• WORK REQUIRED:
Below are the records. List every line holding the word "谨防网络诈骗".

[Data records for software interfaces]

-*-*-

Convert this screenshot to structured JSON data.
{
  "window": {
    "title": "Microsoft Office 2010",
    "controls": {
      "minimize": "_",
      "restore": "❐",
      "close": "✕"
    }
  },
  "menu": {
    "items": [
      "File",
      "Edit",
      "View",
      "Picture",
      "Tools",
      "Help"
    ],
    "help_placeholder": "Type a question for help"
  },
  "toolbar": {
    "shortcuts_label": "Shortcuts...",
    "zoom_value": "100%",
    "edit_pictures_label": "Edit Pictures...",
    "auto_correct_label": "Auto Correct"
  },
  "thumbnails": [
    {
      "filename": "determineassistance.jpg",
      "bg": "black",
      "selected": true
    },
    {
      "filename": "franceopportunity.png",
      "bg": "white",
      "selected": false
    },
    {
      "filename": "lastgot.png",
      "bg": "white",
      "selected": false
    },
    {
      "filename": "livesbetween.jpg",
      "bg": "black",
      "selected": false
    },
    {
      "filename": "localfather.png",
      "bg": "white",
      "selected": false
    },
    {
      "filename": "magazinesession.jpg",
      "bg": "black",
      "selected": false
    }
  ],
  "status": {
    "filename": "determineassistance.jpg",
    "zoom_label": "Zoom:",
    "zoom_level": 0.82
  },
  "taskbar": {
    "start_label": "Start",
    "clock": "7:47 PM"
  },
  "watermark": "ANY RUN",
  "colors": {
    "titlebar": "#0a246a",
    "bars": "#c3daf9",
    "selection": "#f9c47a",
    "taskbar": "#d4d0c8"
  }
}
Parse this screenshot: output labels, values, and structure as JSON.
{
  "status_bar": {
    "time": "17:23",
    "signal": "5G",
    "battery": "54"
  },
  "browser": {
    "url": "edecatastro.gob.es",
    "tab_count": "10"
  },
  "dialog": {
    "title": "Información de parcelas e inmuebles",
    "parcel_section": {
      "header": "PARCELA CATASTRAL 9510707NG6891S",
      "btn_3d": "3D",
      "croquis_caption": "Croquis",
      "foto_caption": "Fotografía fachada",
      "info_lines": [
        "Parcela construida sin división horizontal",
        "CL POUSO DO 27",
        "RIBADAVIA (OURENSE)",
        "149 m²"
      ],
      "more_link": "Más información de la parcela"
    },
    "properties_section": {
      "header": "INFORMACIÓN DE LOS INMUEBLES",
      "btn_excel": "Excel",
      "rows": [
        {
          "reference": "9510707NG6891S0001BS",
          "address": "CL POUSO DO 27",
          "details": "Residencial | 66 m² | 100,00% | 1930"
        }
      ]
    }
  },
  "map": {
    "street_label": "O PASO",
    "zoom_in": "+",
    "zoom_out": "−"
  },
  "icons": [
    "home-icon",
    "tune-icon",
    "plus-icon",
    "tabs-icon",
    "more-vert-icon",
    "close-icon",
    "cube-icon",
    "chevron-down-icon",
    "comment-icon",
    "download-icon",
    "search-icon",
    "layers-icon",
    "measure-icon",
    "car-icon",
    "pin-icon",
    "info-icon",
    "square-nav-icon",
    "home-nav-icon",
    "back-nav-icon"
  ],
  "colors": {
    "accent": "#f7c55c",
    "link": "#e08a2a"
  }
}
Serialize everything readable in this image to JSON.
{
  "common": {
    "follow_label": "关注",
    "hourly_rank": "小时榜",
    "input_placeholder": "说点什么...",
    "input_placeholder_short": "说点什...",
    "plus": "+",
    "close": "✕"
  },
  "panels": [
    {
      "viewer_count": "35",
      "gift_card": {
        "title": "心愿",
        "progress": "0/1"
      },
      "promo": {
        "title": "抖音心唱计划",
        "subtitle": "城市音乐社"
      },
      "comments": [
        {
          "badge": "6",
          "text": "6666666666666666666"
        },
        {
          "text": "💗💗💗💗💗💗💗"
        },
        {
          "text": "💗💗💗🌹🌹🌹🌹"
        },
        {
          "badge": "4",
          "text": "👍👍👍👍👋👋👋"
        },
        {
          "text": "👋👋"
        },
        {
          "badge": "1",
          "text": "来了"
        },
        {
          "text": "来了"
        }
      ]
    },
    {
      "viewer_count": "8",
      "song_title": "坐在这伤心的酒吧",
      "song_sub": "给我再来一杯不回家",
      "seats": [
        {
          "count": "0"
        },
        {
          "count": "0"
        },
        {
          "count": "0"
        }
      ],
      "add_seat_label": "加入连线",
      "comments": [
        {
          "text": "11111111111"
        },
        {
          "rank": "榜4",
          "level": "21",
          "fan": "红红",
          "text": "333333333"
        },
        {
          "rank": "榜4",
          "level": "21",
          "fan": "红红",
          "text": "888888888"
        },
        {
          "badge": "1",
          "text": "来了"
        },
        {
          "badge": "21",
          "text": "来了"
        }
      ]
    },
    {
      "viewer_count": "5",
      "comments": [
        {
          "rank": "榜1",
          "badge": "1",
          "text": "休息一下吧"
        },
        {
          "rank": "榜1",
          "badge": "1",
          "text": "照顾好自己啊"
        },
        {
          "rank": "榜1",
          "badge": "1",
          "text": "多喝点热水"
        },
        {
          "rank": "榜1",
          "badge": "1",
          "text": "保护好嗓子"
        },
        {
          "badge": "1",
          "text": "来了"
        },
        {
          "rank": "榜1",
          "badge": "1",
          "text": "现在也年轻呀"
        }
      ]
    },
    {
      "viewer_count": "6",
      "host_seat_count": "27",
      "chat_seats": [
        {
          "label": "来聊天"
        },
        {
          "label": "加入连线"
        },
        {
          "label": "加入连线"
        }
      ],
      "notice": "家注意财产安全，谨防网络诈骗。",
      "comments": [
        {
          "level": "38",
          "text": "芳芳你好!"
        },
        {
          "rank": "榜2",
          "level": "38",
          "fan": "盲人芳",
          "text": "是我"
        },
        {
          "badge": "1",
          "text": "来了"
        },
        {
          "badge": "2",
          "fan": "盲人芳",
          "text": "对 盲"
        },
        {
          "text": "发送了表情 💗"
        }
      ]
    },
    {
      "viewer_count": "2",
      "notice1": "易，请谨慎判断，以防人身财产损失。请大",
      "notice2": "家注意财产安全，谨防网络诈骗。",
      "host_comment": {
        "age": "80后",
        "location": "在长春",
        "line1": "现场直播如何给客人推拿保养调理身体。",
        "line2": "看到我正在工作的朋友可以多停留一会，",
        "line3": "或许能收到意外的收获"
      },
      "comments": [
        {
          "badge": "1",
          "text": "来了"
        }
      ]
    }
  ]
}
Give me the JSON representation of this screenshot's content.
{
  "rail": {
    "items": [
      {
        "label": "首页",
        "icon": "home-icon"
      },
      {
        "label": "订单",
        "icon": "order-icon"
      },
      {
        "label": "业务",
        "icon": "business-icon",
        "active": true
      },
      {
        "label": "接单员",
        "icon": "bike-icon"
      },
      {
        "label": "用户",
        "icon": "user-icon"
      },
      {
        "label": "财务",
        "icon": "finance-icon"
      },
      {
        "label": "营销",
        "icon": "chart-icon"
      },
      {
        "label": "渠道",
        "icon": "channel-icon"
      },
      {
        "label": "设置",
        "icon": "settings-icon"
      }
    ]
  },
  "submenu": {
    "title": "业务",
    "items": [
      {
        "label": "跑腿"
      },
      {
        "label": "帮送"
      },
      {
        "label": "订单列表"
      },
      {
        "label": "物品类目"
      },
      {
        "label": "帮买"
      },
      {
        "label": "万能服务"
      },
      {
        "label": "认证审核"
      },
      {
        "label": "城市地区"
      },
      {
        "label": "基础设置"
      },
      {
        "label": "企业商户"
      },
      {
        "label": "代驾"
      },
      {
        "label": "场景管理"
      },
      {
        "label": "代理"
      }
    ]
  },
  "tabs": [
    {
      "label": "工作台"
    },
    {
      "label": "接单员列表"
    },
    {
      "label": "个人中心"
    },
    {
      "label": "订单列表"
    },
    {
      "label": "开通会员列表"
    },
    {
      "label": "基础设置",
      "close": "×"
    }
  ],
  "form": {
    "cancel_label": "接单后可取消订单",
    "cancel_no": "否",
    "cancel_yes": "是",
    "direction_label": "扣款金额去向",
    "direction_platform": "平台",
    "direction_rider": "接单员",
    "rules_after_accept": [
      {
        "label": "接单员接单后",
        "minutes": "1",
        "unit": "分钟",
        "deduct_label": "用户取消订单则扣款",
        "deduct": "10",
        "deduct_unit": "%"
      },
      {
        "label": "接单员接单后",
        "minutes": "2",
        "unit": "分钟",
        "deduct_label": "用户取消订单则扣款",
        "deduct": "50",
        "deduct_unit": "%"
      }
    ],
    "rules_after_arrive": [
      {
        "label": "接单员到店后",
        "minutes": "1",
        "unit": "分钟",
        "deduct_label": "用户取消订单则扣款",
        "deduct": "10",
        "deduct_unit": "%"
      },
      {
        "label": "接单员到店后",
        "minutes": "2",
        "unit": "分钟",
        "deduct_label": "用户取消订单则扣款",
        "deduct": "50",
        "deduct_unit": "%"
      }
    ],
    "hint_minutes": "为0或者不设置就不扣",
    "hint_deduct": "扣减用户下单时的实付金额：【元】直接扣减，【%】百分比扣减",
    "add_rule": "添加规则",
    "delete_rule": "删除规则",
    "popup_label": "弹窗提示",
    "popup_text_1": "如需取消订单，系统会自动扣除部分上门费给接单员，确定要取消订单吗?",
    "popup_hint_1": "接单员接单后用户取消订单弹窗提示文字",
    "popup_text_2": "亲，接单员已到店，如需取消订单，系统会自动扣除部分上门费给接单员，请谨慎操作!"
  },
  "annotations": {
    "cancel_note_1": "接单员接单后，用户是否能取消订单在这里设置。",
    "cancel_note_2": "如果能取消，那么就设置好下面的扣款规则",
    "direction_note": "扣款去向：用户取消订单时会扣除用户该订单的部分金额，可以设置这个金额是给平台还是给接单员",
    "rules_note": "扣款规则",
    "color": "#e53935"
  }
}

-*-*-

• RESPONSE TO THE EXERCISE:
      "notice": "家注意财产安全，谨防网络诈骗。",
      "notice2": "家注意财产安全，谨防网络诈骗。",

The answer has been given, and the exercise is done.